|Appedu, Lisa - SWOSU|
|Perkins, Ashley - REDLANDS C.C.|
|Dawkins, David - REDLANDS C.C.|
|Biles, Charles - EAST CENTRAL U.|
Submitted to: Research Day Abstracts: Regional Universities Research Day
Publication Type: Abstract Only
Publication Acceptance Date: August 15, 2002
Publication Date: November 1, 2002
Citation: DILWORTH, C., APPEDU, L., BROWN, M.A., STARKS, P.J., PERKINS, A., DAWKINS, D., BILES, C. EFFECT OF SAMPLING METHOD ON ESTIMATES OF FORAGE QUALITY AND DIGESTIBILITY. RESEARCH DAY ABSTRACTS: REGIONAL UNIVERSITIES RESEARCH DAY. 2002. Abstract p. 73. Interpretive Summary: Abstract Only.

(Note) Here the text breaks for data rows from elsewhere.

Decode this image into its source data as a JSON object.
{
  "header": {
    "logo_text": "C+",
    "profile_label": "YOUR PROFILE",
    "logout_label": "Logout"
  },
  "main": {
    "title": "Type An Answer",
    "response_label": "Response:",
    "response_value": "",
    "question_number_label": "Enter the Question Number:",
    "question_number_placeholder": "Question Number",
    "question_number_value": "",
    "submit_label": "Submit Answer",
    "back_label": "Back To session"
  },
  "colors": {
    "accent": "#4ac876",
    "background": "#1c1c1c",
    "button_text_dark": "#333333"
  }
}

Technical Abstract: Forage utilization may be improved by supplementing grazing animals with specific nutrients that are deficient in the forage. Timely identification of nutrient deficiencies in forages can be difficult when done through clip sampling and laboratory analyses. This research at the Grazinglands Research Laboratory studied the potential of using in situ remote sensing to estimate forage nutrients on a real-time basis, as compared to collecting and analyzing random (all grass species from a random quadrat) or selected (bermudagrass only) pasture samples for purposes of formulating supplements for improving lamb gain and forage digestibility. Forages were evaluated in four, 1.6-hectare mixed-plant-specie pastures that were predominantly bermudagrass. Pastures were grazed by 7 to 13 lambs from June 5 to July 31, 2002. Lambs from two pastures received supplements according to remotely-sensed real-time forage quality estimates and average lamb weight; supplements were changed biweekly. No differences in overall lamb gains, forage nutrient quality, or forage digestibility were found between supplemented versus unsupplemented pastures (P > 0.10). Crude protein content declined (P < 0.05) over the grazing season, while changes in fiber content depended on sampling method; remote sensing overestimated (P = 0.02) acid detergent fiber and underestimated (P < 0.001) neutral detergent fiber as compared to samples analyzed in the laboratory. A decline in forage digestibility over time was found when using selected clipped samples but not in random clipped samples (sampling method x time interaction; P < 0.001). Forage digestibility estimated from lamb fecal samples also declined over time, suggesting lambs consumed a diet more similar to selected clipped samples. Results suggest remotely-sensed estimates of forage quality may be more beneficial in guiding supplementation regimens when the remotely-sensed data accounts for selectivity by the grazing animals.